» **Task requirements**: If a line in the entries below contains "this", copy it.

Source data Block Start

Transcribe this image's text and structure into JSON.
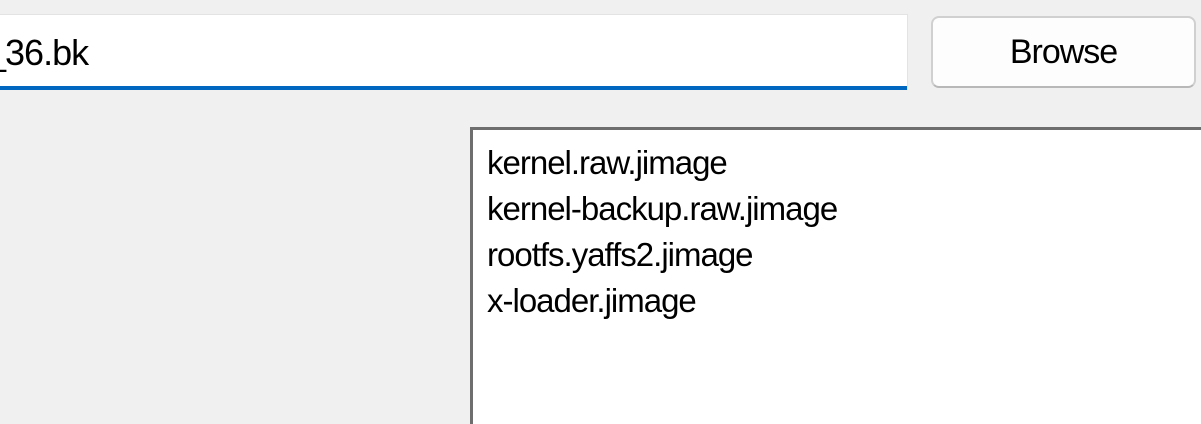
{
  "path_field": {
    "value": "_36.bk"
  },
  "browse_button": {
    "label": "Browse"
  },
  "file_list": {
    "items": [
      "kernel.raw.jimage",
      "kernel-backup.raw.jimage",
      "rootfs.yaffs2.jimage",
      "x-loader.jimage"
    ]
  },
  "colors": {
    "accent": "#0067c0",
    "background": "#f0f0f0"
  }
}
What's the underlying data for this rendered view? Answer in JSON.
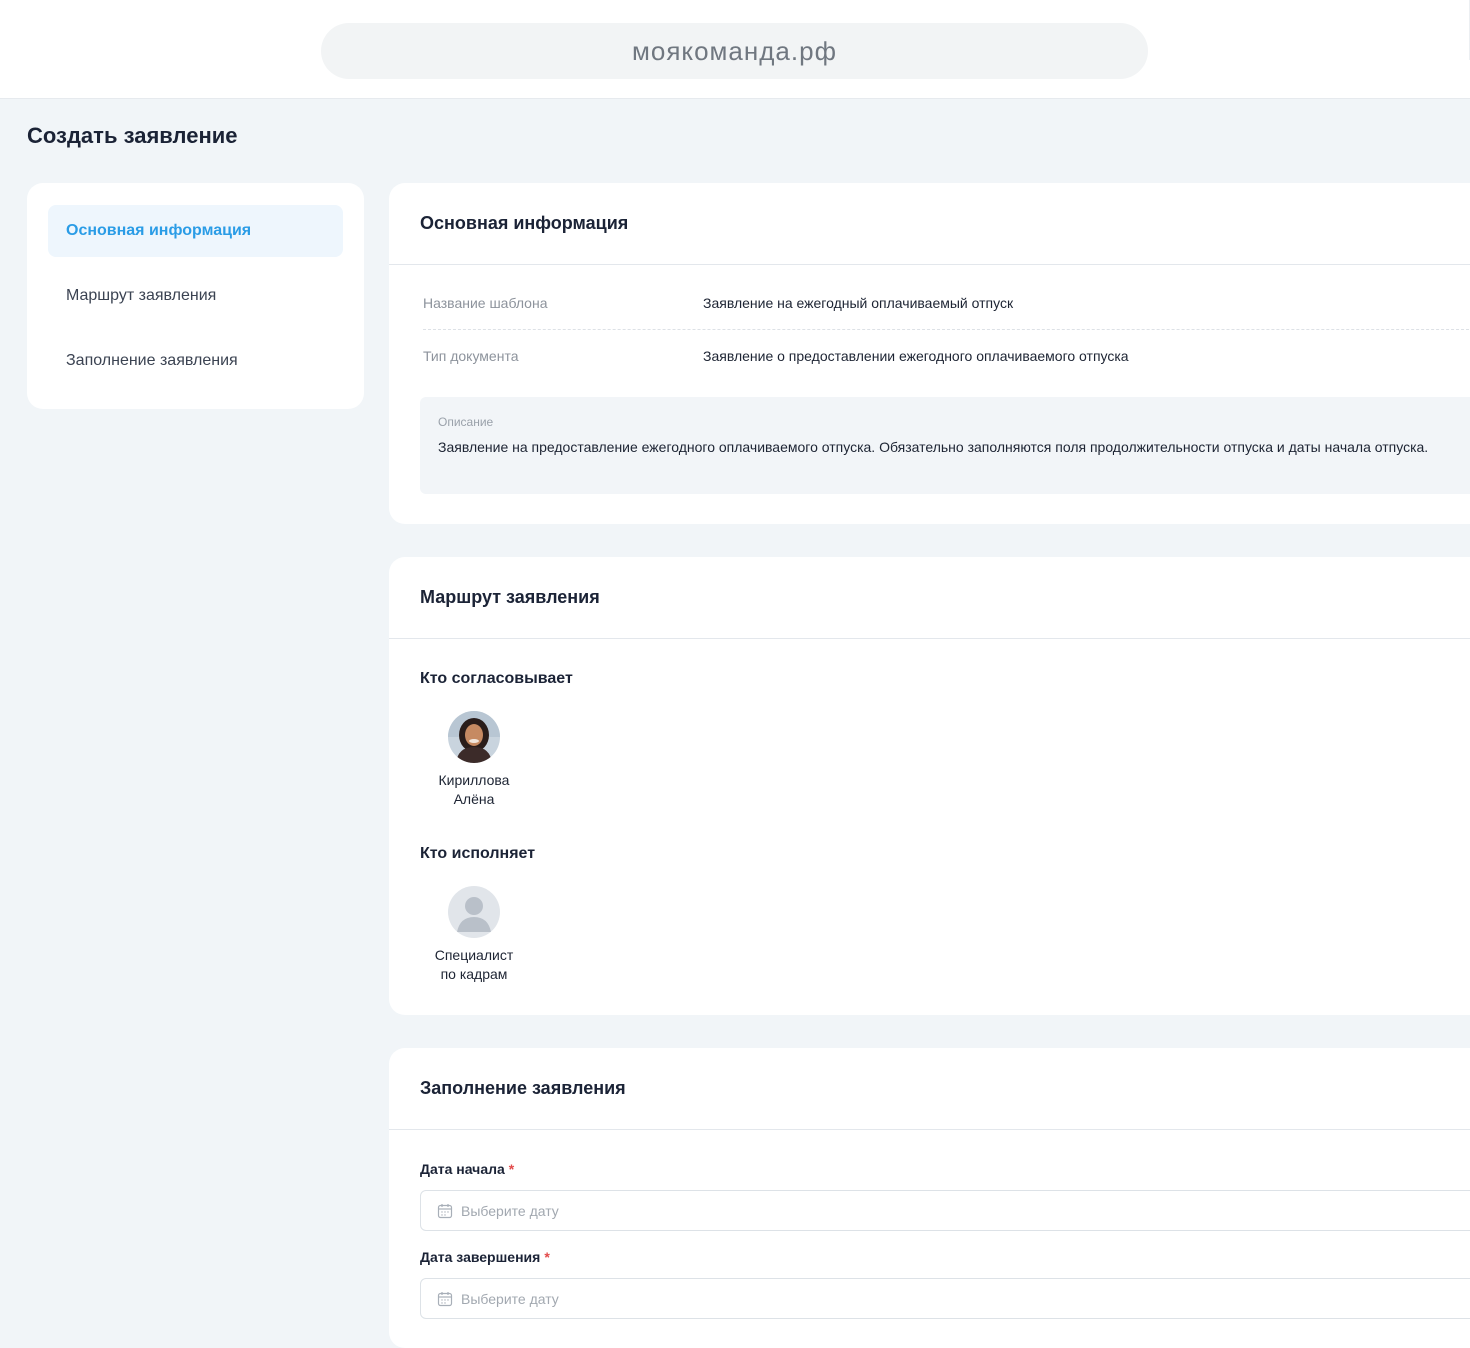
{
  "browser": {
    "url": "моякоманда.рф"
  },
  "page": {
    "title": "Создать заявление"
  },
  "sidebar": {
    "items": [
      {
        "label": "Основная информация",
        "active": true
      },
      {
        "label": "Маршрут заявления",
        "active": false
      },
      {
        "label": "Заполнение заявления",
        "active": false
      }
    ]
  },
  "main_info": {
    "title": "Основная информация",
    "template_name_label": "Название шаблона",
    "template_name_value": "Заявление на ежегодный оплачиваемый отпуск",
    "doc_type_label": "Тип документа",
    "doc_type_value": "Заявление о предоставлении ежегодного оплачиваемого отпуска",
    "description_label": "Описание",
    "description_text": "Заявление на предоставление ежегодного оплачиваемого отпуска. Обязательно заполняются поля продолжительности отпуска и даты начала отпуска."
  },
  "route": {
    "title": "Маршрут заявления",
    "approver_heading": "Кто согласовывает",
    "approver_name_line1": "Кириллова",
    "approver_name_line2": "Алёна",
    "executor_heading": "Кто исполняет",
    "executor_name_line1": "Специалист",
    "executor_name_line2": "по кадрам"
  },
  "fill": {
    "title": "Заполнение заявления",
    "start_date_label": "Дата начала",
    "end_date_label": "Дата завершения",
    "required_mark": "*",
    "date_placeholder": "Выберите дату"
  },
  "colors": {
    "accent": "#2a9ce6",
    "background": "#f1f5f8",
    "required": "#e24a4a"
  }
}
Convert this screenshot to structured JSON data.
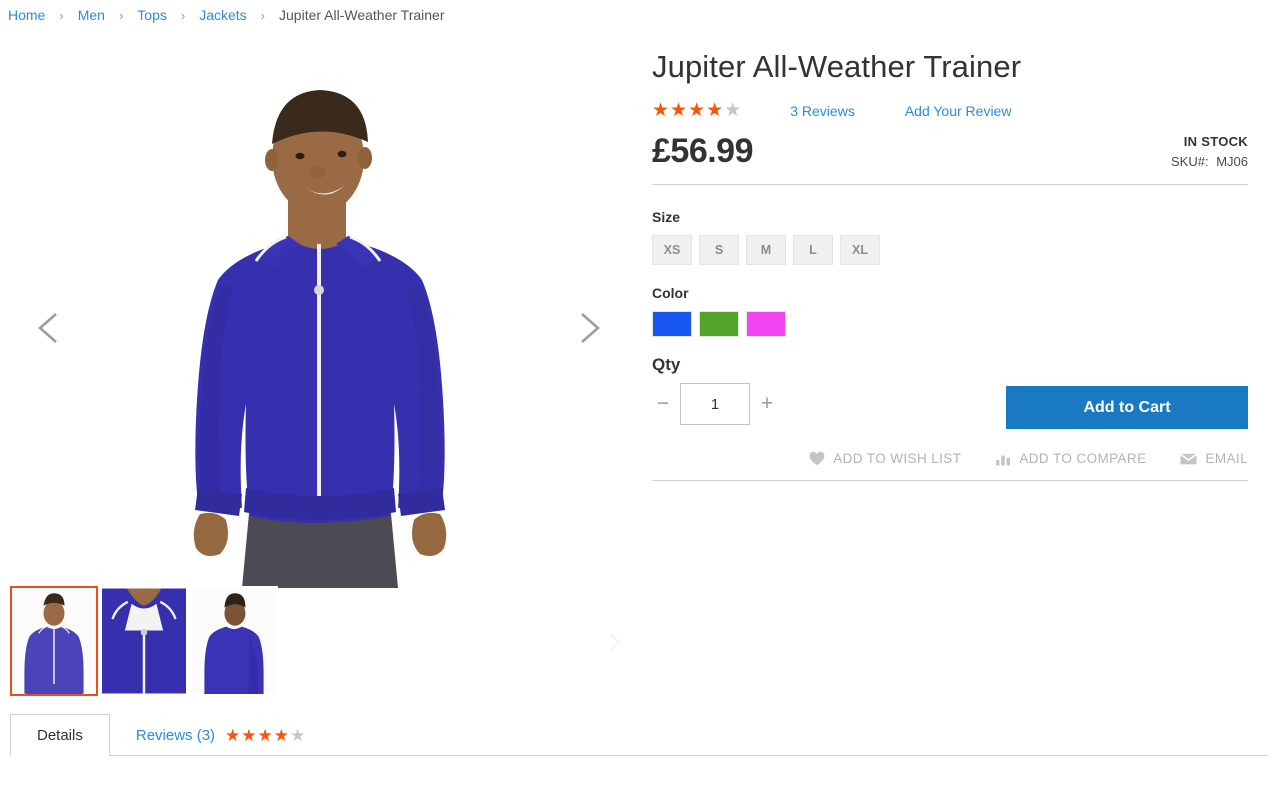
{
  "breadcrumb": {
    "separator": "›",
    "items": [
      {
        "label": "Home",
        "link": true
      },
      {
        "label": "Men",
        "link": true
      },
      {
        "label": "Tops",
        "link": true
      },
      {
        "label": "Jackets",
        "link": true
      },
      {
        "label": "Jupiter All-Weather Trainer",
        "link": false
      }
    ]
  },
  "gallery": {
    "prev_arrow_icon": "chevron-left-icon",
    "next_arrow_icon": "chevron-right-icon",
    "thumbs_next_icon": "chevron-right-icon",
    "thumbnails": [
      {
        "name": "front-view",
        "selected": true
      },
      {
        "name": "closeup-view",
        "selected": false
      },
      {
        "name": "back-view",
        "selected": false
      }
    ]
  },
  "product": {
    "title": "Jupiter All-Weather Trainer",
    "rating": {
      "stars_filled": 4,
      "stars_total": 5,
      "star_glyph": "★",
      "filled_color": "#ff5501",
      "empty_color": "#c7c7c7"
    },
    "reviews_link": "3 Reviews",
    "add_review_link": "Add Your Review",
    "price": "£56.99",
    "stock_status": "IN STOCK",
    "sku_label": "SKU#:",
    "sku_value": "MJ06"
  },
  "options": {
    "size": {
      "label": "Size",
      "values": [
        "XS",
        "S",
        "M",
        "L",
        "XL"
      ]
    },
    "color": {
      "label": "Color",
      "values": [
        {
          "name": "blue",
          "hex": "#1857f0"
        },
        {
          "name": "green",
          "hex": "#53a32a"
        },
        {
          "name": "magenta",
          "hex": "#f045f0"
        }
      ]
    }
  },
  "cart": {
    "qty_label": "Qty",
    "qty_value": "1",
    "qty_decrement": "−",
    "qty_increment": "+",
    "add_to_cart_label": "Add to Cart",
    "add_to_cart_color": "#1979c3"
  },
  "actions": [
    {
      "label": "ADD TO WISH LIST",
      "icon": "heart-icon"
    },
    {
      "label": "ADD TO COMPARE",
      "icon": "bar-chart-icon"
    },
    {
      "label": "EMAIL",
      "icon": "envelope-icon"
    }
  ],
  "tabs": [
    {
      "label": "Details",
      "active": true
    },
    {
      "label": "Reviews (3)",
      "active": false,
      "stars_filled": 4,
      "stars_total": 5
    }
  ]
}
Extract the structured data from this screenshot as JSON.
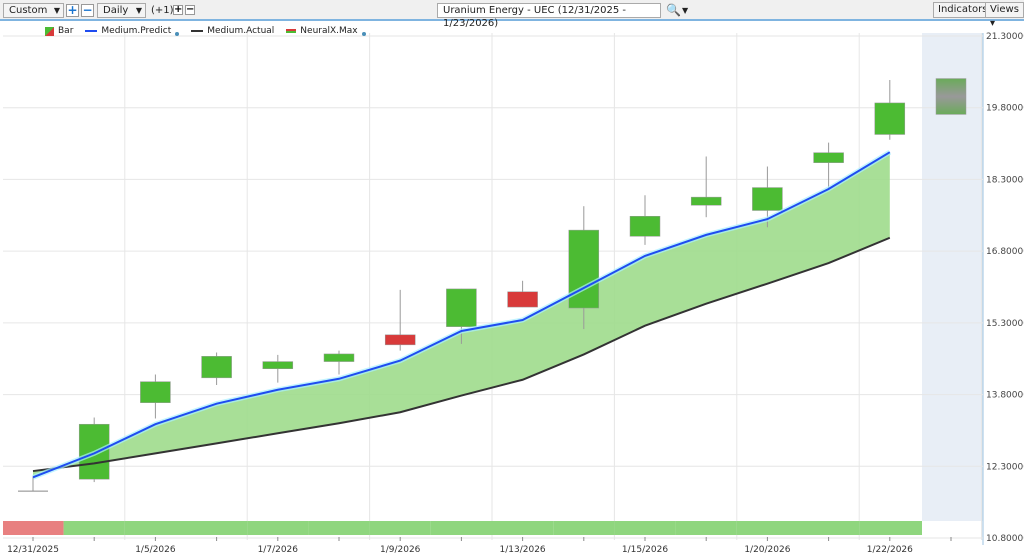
{
  "toolbar": {
    "period_select": "Custom",
    "interval_select": "Daily",
    "offset_label": "(+1)",
    "symbol_title": "Uranium Energy - UEC (12/31/2025 - 1/23/2026)",
    "indicators_label": "Indicators",
    "views_label": "Views"
  },
  "legend": [
    {
      "label": "Bar"
    },
    {
      "label": "Medium.Predict"
    },
    {
      "label": "Medium.Actual"
    },
    {
      "label": "NeuralX.Max"
    }
  ],
  "colors": {
    "up": "#4cbb33",
    "down": "#d83a3a",
    "predict": "#1f4cf0",
    "actual": "#333333",
    "fill": "#9edb8c",
    "forecast_bg": "#e8eef6"
  },
  "chart_data": {
    "type": "candlestick",
    "title": "Uranium Energy - UEC (12/31/2025 - 1/23/2026)",
    "ylim": [
      10.8,
      21.3
    ],
    "y_ticks": [
      "21.30000",
      "19.80000",
      "18.30000",
      "16.80000",
      "15.30000",
      "13.80000",
      "12.30000",
      "10.80000"
    ],
    "y_tick_values": [
      21.3,
      19.8,
      18.3,
      16.8,
      15.3,
      13.8,
      12.3,
      10.8
    ],
    "dates": [
      "12/31/2025",
      "1/2/2026",
      "1/5/2026",
      "1/6/2026",
      "1/7/2026",
      "1/8/2026",
      "1/9/2026",
      "1/12/2026",
      "1/13/2026",
      "1/14/2026",
      "1/15/2026",
      "1/16/2026",
      "1/20/2026",
      "1/21/2026",
      "1/22/2026",
      "1/23/2026"
    ],
    "x_labels": [
      "12/31/2025",
      "1/5/2026",
      "1/7/2026",
      "1/9/2026",
      "1/13/2026",
      "1/15/2026",
      "1/20/2026",
      "1/22/2026"
    ],
    "x_label_indices": [
      0,
      2,
      4,
      6,
      8,
      10,
      12,
      14
    ],
    "ohlc": [
      [
        11.78,
        12.08,
        11.78,
        11.78
      ],
      [
        12.03,
        13.32,
        11.97,
        13.18
      ],
      [
        13.63,
        14.22,
        13.3,
        14.07
      ],
      [
        14.15,
        14.68,
        14.0,
        14.6
      ],
      [
        14.34,
        14.63,
        14.05,
        14.49
      ],
      [
        14.49,
        14.72,
        14.22,
        14.65
      ],
      [
        15.05,
        15.99,
        14.72,
        14.84
      ],
      [
        15.22,
        16.01,
        14.86,
        16.01
      ],
      [
        15.95,
        16.18,
        15.63,
        15.63
      ],
      [
        15.61,
        17.74,
        15.17,
        17.24
      ],
      [
        17.11,
        17.97,
        16.93,
        17.53
      ],
      [
        17.76,
        18.78,
        17.51,
        17.93
      ],
      [
        17.65,
        18.57,
        17.3,
        18.13
      ],
      [
        18.65,
        19.07,
        18.09,
        18.86
      ],
      [
        19.24,
        20.38,
        19.13,
        19.9
      ]
    ],
    "forecast": {
      "date": "1/23/2026",
      "low": 19.66,
      "high": 20.41
    },
    "series": [
      {
        "name": "Medium.Predict",
        "values": [
          12.07,
          12.57,
          13.18,
          13.61,
          13.9,
          14.13,
          14.51,
          15.13,
          15.36,
          16.03,
          16.7,
          17.14,
          17.47,
          18.1,
          18.87
        ]
      },
      {
        "name": "Medium.Actual",
        "values": [
          12.2,
          12.36,
          12.57,
          12.78,
          12.99,
          13.2,
          13.43,
          13.78,
          14.11,
          14.64,
          15.24,
          15.7,
          16.12,
          16.55,
          17.08
        ]
      }
    ],
    "signal": [
      "down",
      "up",
      "up",
      "up",
      "up",
      "up",
      "up",
      "up",
      "up",
      "up",
      "up",
      "up",
      "up",
      "up",
      "up"
    ]
  }
}
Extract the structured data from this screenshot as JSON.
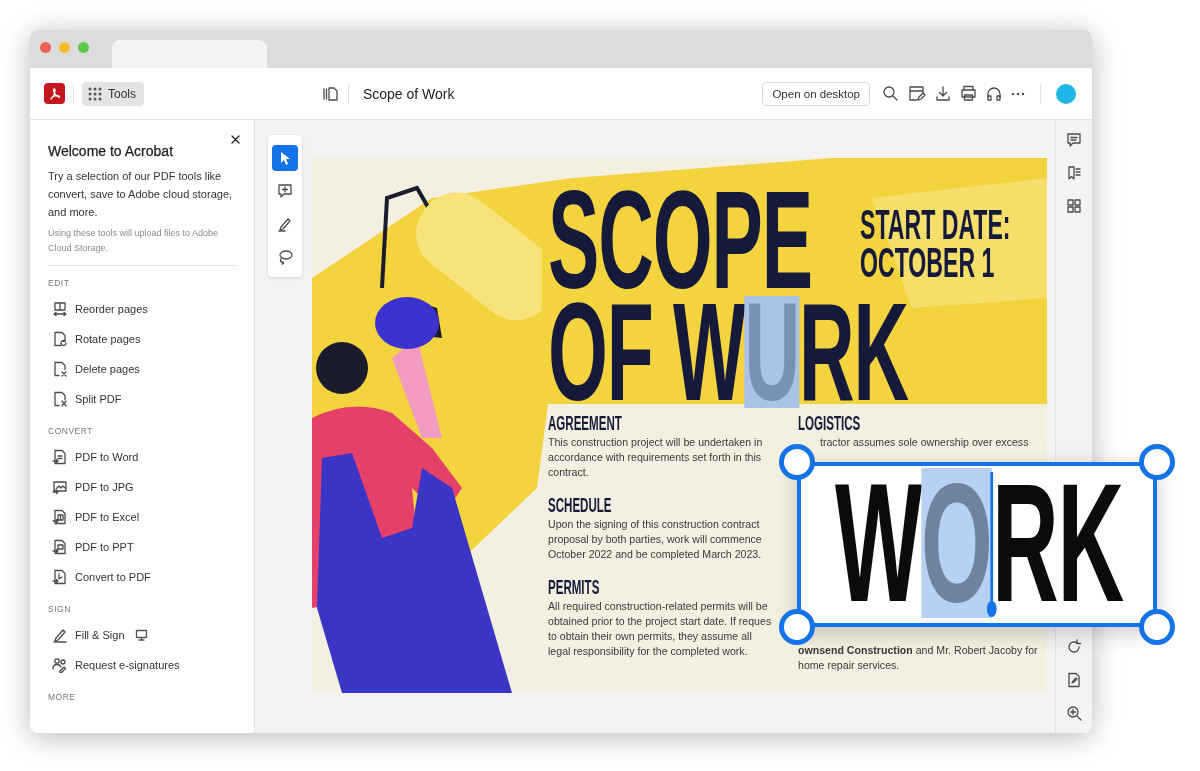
{
  "app_bar": {
    "tools_label": "Tools",
    "document_title": "Scope of Work",
    "open_button": "Open on desktop"
  },
  "sidebar": {
    "title": "Welcome to Acrobat",
    "description": "Try a selection of our PDF tools like convert, save to Adobe cloud storage, and more.",
    "note": "Using these tools will upload files to Adobe Cloud Storage.",
    "sections": [
      {
        "label": "EDIT",
        "items": [
          {
            "label": "Reorder pages",
            "desktop": false
          },
          {
            "label": "Rotate pages",
            "desktop": false
          },
          {
            "label": "Delete pages",
            "desktop": false
          },
          {
            "label": "Split PDF",
            "desktop": false
          }
        ]
      },
      {
        "label": "CONVERT",
        "items": [
          {
            "label": "PDF to Word",
            "desktop": false
          },
          {
            "label": "PDF to JPG",
            "desktop": false
          },
          {
            "label": "PDF to Excel",
            "desktop": false
          },
          {
            "label": "PDF to PPT",
            "desktop": false
          },
          {
            "label": "Convert to PDF",
            "desktop": false
          }
        ]
      },
      {
        "label": "SIGN",
        "items": [
          {
            "label": "Fill & Sign",
            "desktop": true
          },
          {
            "label": "Request e-signatures",
            "desktop": false
          }
        ]
      },
      {
        "label": "MORE"
      }
    ]
  },
  "tool_strip": [
    {
      "selected": true
    },
    {
      "selected": false
    },
    {
      "selected": false
    },
    {
      "selected": false
    }
  ],
  "document": {
    "title_lines": [
      [
        {
          "text": "SCOPE",
          "selected": false
        }
      ],
      [
        {
          "text": "OF W",
          "selected": false
        },
        {
          "text": "U",
          "selected": true
        },
        {
          "text": "RK",
          "selected": false
        }
      ]
    ],
    "date_lines": [
      "START DATE:",
      "OCTOBER 1"
    ],
    "sections": [
      {
        "heading": "AGREEMENT",
        "body": "This construction project will be undertaken in accordance with requirements set forth in this contract."
      },
      {
        "heading": "SCHEDULE",
        "body": "Upon the signing of this construction contract proposal by both parties, work will commence October 2022 and be completed March 2023."
      },
      {
        "heading": "PERMITS",
        "body": "All required construction-related permits will be obtained prior to the project start date. If reques to obtain their own permits, they assume all legal responsibility for the completed work."
      }
    ],
    "logistics": {
      "heading": "LOGISTICS",
      "paragraphs": [
        "tractor assumes sole ownership over excess",
        "**ownsend Construction** and Mr. Robert Jacoby for home repair services."
      ]
    }
  },
  "zoom_callout": {
    "segments": [
      {
        "text": "W",
        "selected": false
      },
      {
        "text": "O",
        "selected": true
      },
      {
        "text": "RK",
        "selected": false
      }
    ]
  }
}
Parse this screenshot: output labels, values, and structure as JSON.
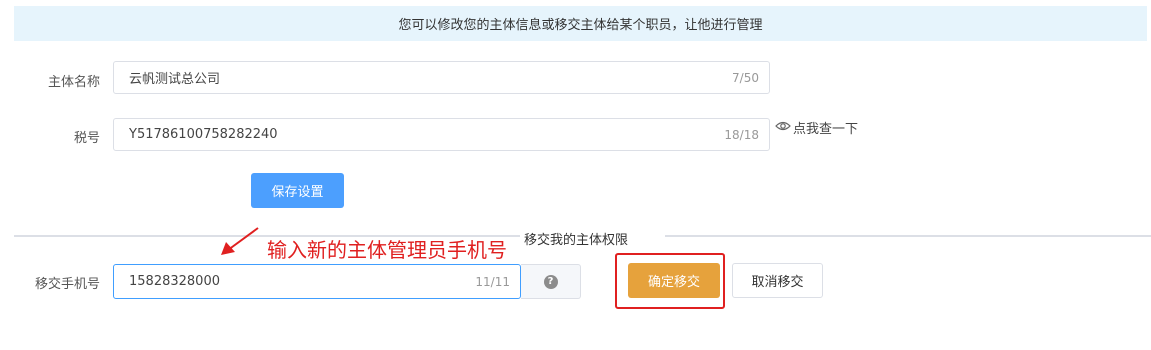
{
  "notice": "您可以修改您的主体信息或移交主体给某个职员，让他进行管理",
  "form": {
    "name_label": "主体名称",
    "name_value": "云帆测试总公司",
    "name_count": "7/50",
    "tax_label": "税号",
    "tax_value": "Y51786100758282240",
    "tax_count": "18/18",
    "tax_lookup": "点我查一下",
    "save_label": "保存设置"
  },
  "transfer": {
    "section_title": "移交我的主体权限",
    "annotation": "输入新的主体管理员手机号",
    "phone_label": "移交手机号",
    "phone_value": "15828328000",
    "phone_count": "11/11",
    "help_symbol": "?",
    "confirm_label": "确定移交",
    "cancel_label": "取消移交"
  },
  "colors": {
    "primary": "#4c9ffe",
    "warning": "#e6a23c",
    "highlight": "#e02020",
    "notice_bg": "#e6f4fc"
  },
  "icons": [
    "eye-icon",
    "help-icon",
    "arrow-icon"
  ]
}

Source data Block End

» **Result below**:
Transcribe this image's text and structure into JSON.
What's the underlying data for this rendered view? Answer in JSON.
Convert this screenshot to structured JSON data.
Extract the structured data from this screenshot as JSON.
Extract the structured data from this screenshot as JSON.
        "body": "This construction project will be undertaken in accordance with requirements set forth in this contract."
        "body": "Upon the signing of this construction contract proposal by both parties, work will commence October 2022 and be completed March 2023."
Parse this screenshot: output labels, values, and structure as JSON.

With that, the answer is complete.